The majority of small and medium diamond manufacturing units in India are planning to close shop and take an early Diwali vacation as sentiment in the diamond cutting and manufacturing centre is faltering, writes the Times of India. Depreciation of the Indian rupee has put heavy pressure on the trading of polished diamonds amid dwindling demand, falling polished prices, firm rough diamond prices and the banks squeezing loans to the industry.
India’s polished diamond exports rose by 6.6% during the six-month period ended September 30, 2018 (H1 FY 2018-19) despite a dip of 10.8% in exports during the month of September, according to provisional data released by The Gem & Jewellery Export Promotion Council (GJEPC). Exports of cut and polished diamonds from India during September fell to $2.37 billion from $2.65 bn in September 2017, while polished diamond exports from April-September 2018 increased $2.68 billion from the $11.90 bn exported over the same months last year.

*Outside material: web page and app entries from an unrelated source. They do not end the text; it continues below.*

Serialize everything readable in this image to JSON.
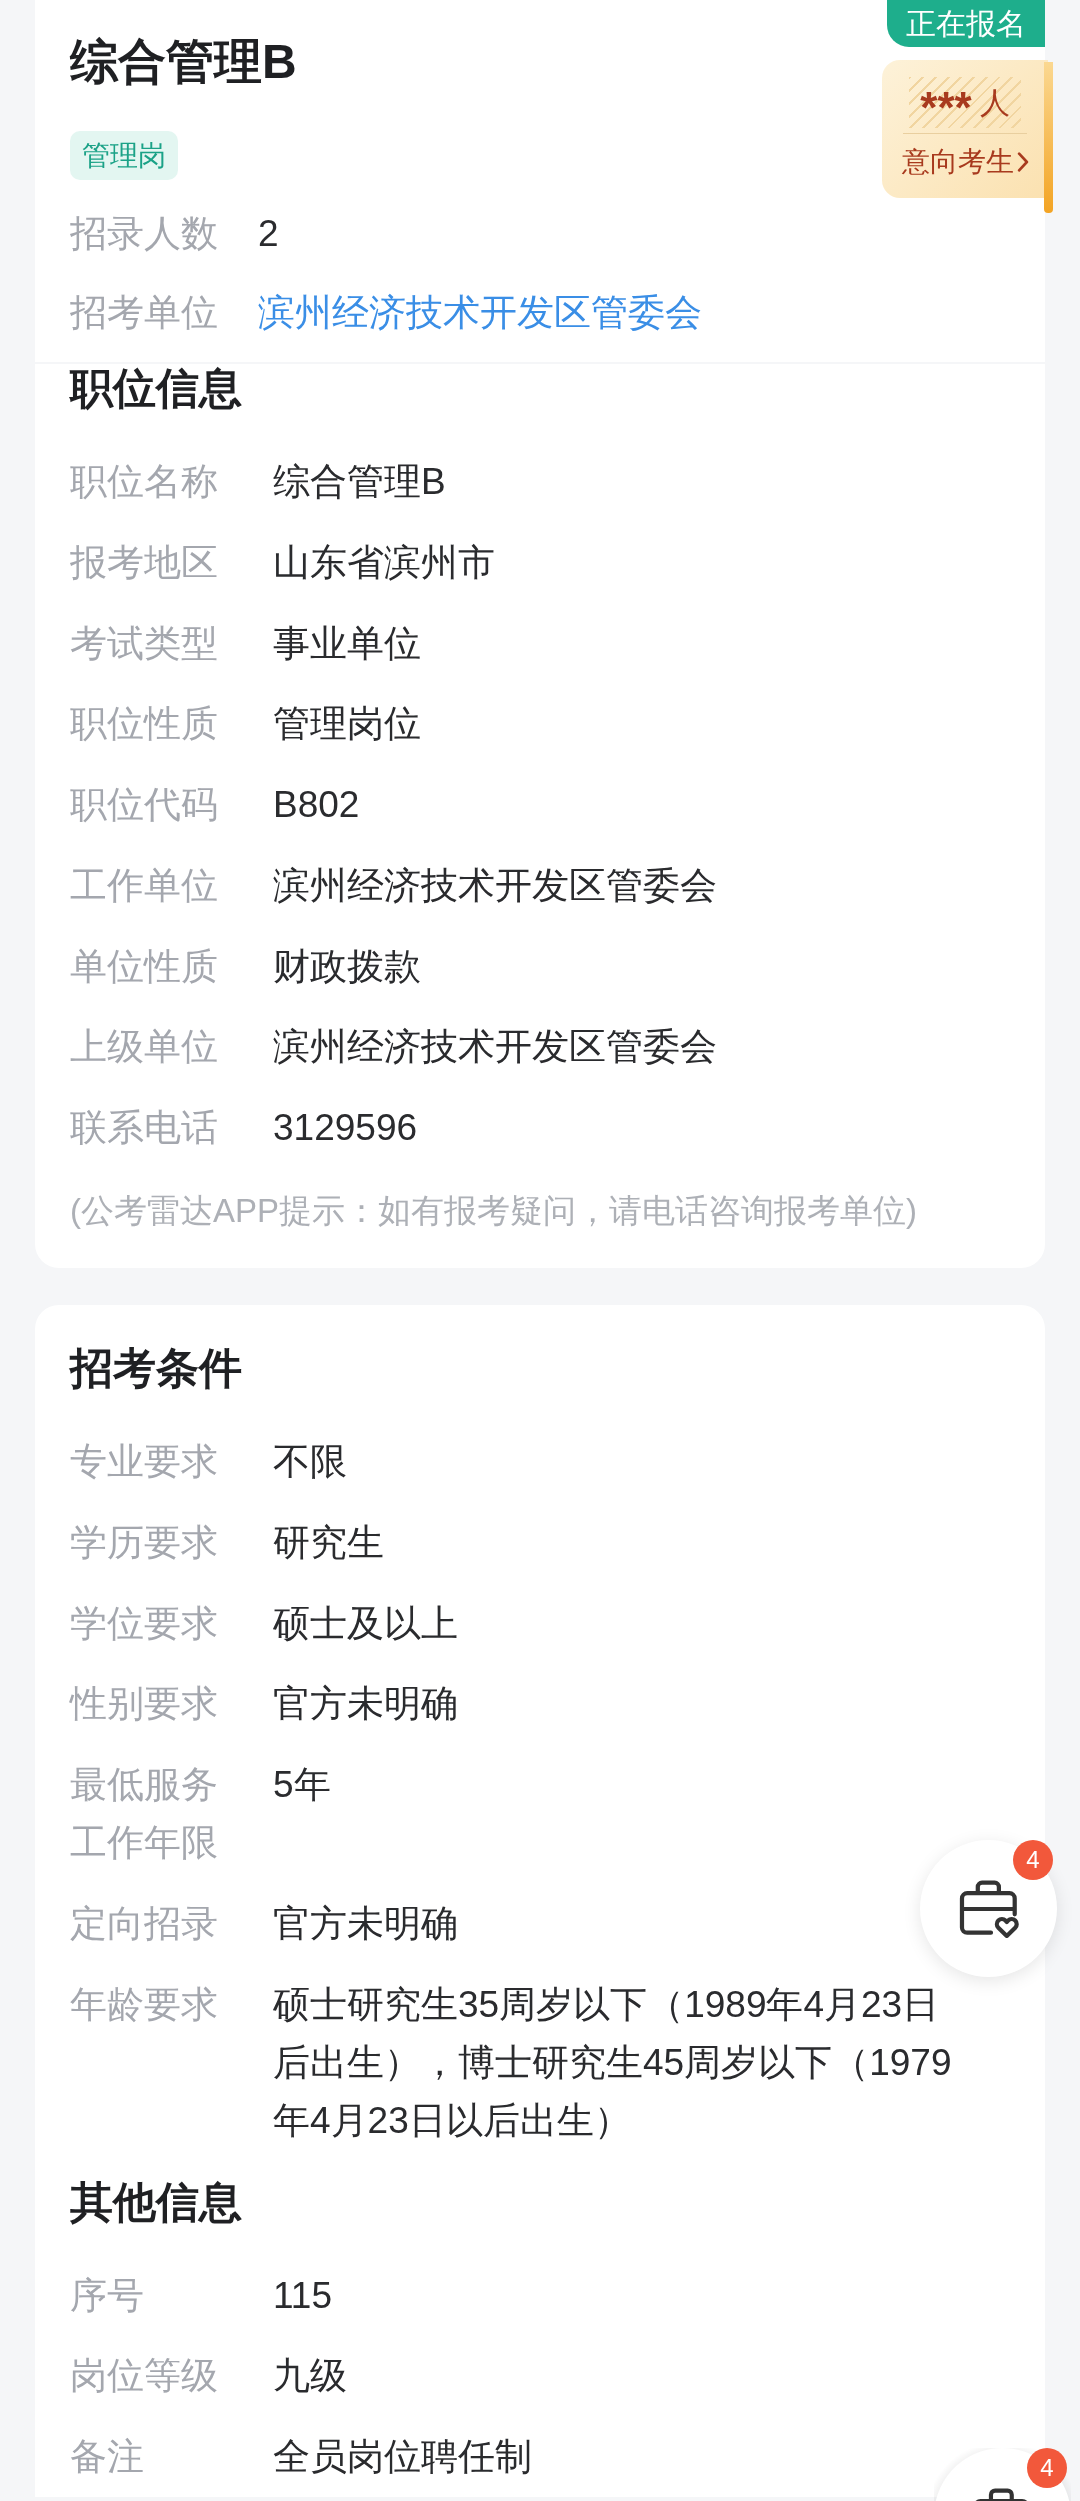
{
  "header": {
    "status": "正在报名",
    "title": "综合管理B",
    "tag": "管理岗",
    "fields": [
      {
        "label": "招录人数",
        "value": "2",
        "kind": "text"
      },
      {
        "label": "招考单位",
        "value": "滨州经济技术开发区管委会",
        "kind": "link"
      }
    ]
  },
  "applicants": {
    "count": "***",
    "unit": "人",
    "link": "意向考生"
  },
  "cards": [
    {
      "sections": [
        {
          "title": "职位信息",
          "rows": [
            {
              "label": "职位名称",
              "value": "综合管理B"
            },
            {
              "label": "报考地区",
              "value": "山东省滨州市"
            },
            {
              "label": "考试类型",
              "value": "事业单位"
            },
            {
              "label": "职位性质",
              "value": "管理岗位"
            },
            {
              "label": "职位代码",
              "value": "B802"
            },
            {
              "label": "工作单位",
              "value": "滨州经济技术开发区管委会"
            },
            {
              "label": "单位性质",
              "value": "财政拨款"
            },
            {
              "label": "上级单位",
              "value": "滨州经济技术开发区管委会"
            },
            {
              "label": "联系电话",
              "value": "3129596"
            }
          ],
          "note": "(公考雷达APP提示：如有报考疑问，请电话咨询报考单位)"
        }
      ]
    },
    {
      "sections": [
        {
          "title": "招考条件",
          "rows": [
            {
              "label": "专业要求",
              "value": "不限"
            },
            {
              "label": "学历要求",
              "value": "研究生"
            },
            {
              "label": "学位要求",
              "value": "硕士及以上"
            },
            {
              "label": "性别要求",
              "value": "官方未明确"
            },
            {
              "label": "最低服务工作年限",
              "value": "5年"
            },
            {
              "label": "定向招录",
              "value": "官方未明确"
            },
            {
              "label": "年龄要求",
              "value": "硕士研究生35周岁以下（1989年4月23日后出生），博士研究生45周岁以下（1979年4月23日以后出生）"
            }
          ]
        },
        {
          "title": "其他信息",
          "rows": [
            {
              "label": "序号",
              "value": "115"
            },
            {
              "label": "岗位等级",
              "value": "九级"
            },
            {
              "label": "备注",
              "value": "全员岗位聘任制"
            }
          ]
        }
      ]
    }
  ],
  "floating_buttons": [
    {
      "kind": "full",
      "badge": "4"
    },
    {
      "kind": "clipped",
      "badge": "4"
    }
  ]
}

In an effort to narrow the current account deficit (CAD), the Indian government on Wednesday increased the import duty on 19 'non-essential items' including polished diamonds, gemstones and jewelry, but excluded rough diamonds from the increase. The import duties on cut and polished diamonds, lab-grown diamonds and cut and polished colored gemstones increased from 5% to 7.5%.